100 ml brandy
2 tablespoons butter
2-3 cups water or beef stock
½ cup fresh parsley, chopped
4-6 bay leaves
1 bunch fresh thyme
300 g long-stem broccoli
½ teaspoon cayenne pepper
Salt and black pepper to taste

Mix the flour with steakhouse seasoning, salt and pepper and coat the meat. Heat the olive and sunflower oil in the potjie and add the coated meat, cooking it until browned. Add the rest of the ingredients except the broccoli, and stir. Put the lid on the pot and cook over a medium to low heat for 1½-2 hours. Add the broccoli at the end, check the seasoning, cook for a further 3 minutes and serve.

Grow your own:

Whether you refer to it as eggplant, aubergine, or brinjal, Solanum melongena is a staple food in Asia and Africa and is often used to make the meal go further by bulking up stews and absorbing flavours. While we usually grow the glossy black varieties, they can also be found round and yellow, long and pale green or light purple, or white and golden. These are all unique in everything but flavour. On average, six plants can provide a family of four with about three portions per person per week.
• Brinjals are a long crop, taking 85-100 days to harvest. Sow in spring and summer in trays and transplant into the garden 500 mm apart.
• They need fertile, free-draining soil with generous amounts of compost and some organic fertiliser to provide enough nutrients until the plants set flower.
• Plant in full sun.
• In pots, plant brinjals using 50% mature compost, 25% washed river sand and 25% vermiculite or palm-peat brick.
• They will need plenty of water, especially when producing fruit. Plants in pots should be watered daily.
• Start feeding when the first fruit starts to set, using a fertiliser for fruit and flowers and repeating every two weeks. A plant dropping flowers is a sign of a potassium deficiency – use an organic 3:1:5 or 5:1:5 fertiliser to counteract the problem.
• A water-stressed plant is prone to aphids. Remove the bottom leaves up to 30 cm to prevent mildew and fungal diseases. Watch out for red spider mite and if necessary spray underneath the leaves with an organic insecticide.
• Stems can break with the weight of fruit and may need to be staked – this is especially true for larger varieties.
• Over-ripe fruit tends to be bitter. Pick fruit using secateurs before this stage – as soon as the fruit loses its glossiness it is over-ripe.
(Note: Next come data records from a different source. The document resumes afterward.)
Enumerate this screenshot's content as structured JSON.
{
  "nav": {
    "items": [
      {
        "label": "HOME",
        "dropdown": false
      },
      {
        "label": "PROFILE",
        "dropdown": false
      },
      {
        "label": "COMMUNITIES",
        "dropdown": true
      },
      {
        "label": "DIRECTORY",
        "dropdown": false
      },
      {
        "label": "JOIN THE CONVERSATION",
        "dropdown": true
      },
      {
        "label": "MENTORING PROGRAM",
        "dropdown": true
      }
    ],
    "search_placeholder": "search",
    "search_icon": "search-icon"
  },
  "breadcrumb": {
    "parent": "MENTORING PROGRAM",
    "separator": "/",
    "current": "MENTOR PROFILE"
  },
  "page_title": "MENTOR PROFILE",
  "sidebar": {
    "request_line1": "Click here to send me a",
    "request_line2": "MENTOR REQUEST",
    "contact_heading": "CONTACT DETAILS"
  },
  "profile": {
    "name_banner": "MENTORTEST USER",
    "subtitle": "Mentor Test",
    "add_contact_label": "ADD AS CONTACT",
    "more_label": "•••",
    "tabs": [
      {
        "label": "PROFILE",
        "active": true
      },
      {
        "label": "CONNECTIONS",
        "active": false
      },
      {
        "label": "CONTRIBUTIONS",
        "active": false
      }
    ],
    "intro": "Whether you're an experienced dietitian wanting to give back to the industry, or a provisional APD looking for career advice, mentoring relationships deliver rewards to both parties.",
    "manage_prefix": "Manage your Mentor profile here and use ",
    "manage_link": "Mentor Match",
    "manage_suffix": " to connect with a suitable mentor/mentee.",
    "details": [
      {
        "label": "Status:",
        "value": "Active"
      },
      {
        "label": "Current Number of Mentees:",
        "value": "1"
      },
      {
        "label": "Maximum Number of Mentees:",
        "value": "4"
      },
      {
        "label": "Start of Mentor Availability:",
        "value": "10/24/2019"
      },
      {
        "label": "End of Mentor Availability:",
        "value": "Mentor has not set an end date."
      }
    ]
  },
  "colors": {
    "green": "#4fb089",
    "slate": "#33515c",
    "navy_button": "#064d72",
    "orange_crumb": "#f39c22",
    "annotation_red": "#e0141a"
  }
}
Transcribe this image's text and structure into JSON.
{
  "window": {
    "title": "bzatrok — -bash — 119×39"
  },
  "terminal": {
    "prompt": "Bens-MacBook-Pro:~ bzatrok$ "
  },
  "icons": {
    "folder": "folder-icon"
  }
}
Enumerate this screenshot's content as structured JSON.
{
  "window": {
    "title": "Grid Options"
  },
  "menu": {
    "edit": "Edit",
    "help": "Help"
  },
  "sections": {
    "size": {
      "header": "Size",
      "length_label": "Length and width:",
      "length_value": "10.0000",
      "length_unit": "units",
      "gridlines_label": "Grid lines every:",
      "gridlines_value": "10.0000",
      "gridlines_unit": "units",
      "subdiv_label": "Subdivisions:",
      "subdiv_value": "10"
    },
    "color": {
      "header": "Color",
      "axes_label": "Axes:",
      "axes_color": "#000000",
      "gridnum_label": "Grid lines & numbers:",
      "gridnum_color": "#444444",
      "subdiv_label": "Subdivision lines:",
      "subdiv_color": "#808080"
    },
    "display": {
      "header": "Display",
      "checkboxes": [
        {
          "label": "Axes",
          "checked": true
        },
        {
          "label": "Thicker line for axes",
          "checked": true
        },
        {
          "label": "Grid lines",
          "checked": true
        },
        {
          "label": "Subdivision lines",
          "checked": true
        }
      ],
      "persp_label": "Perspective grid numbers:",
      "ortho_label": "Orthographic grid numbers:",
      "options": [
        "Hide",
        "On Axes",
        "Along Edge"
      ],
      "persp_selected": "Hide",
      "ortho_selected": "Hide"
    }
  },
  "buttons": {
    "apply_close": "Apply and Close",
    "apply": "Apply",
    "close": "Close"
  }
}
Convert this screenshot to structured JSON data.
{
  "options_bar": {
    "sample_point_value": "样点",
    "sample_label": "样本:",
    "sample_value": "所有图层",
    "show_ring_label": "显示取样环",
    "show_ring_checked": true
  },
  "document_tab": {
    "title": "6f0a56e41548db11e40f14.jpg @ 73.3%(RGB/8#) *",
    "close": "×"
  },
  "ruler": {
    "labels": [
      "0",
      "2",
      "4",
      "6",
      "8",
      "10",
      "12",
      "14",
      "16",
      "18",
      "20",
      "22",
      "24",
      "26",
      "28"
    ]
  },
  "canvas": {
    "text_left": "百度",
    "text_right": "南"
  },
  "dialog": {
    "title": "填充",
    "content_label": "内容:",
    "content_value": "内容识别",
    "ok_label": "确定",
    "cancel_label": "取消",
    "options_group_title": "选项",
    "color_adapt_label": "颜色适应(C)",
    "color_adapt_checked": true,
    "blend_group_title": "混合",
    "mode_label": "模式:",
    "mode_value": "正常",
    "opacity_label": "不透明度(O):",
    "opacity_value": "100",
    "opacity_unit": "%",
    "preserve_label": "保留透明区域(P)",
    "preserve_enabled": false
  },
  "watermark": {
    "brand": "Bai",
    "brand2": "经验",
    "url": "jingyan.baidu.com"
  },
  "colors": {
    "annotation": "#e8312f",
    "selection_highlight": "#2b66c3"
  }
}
TIP:  Salting is not necessary if your brinjals are fresh, but if they are bitter, salt them for an hour, wash the salt off and pat dry before cooking.

The Gardener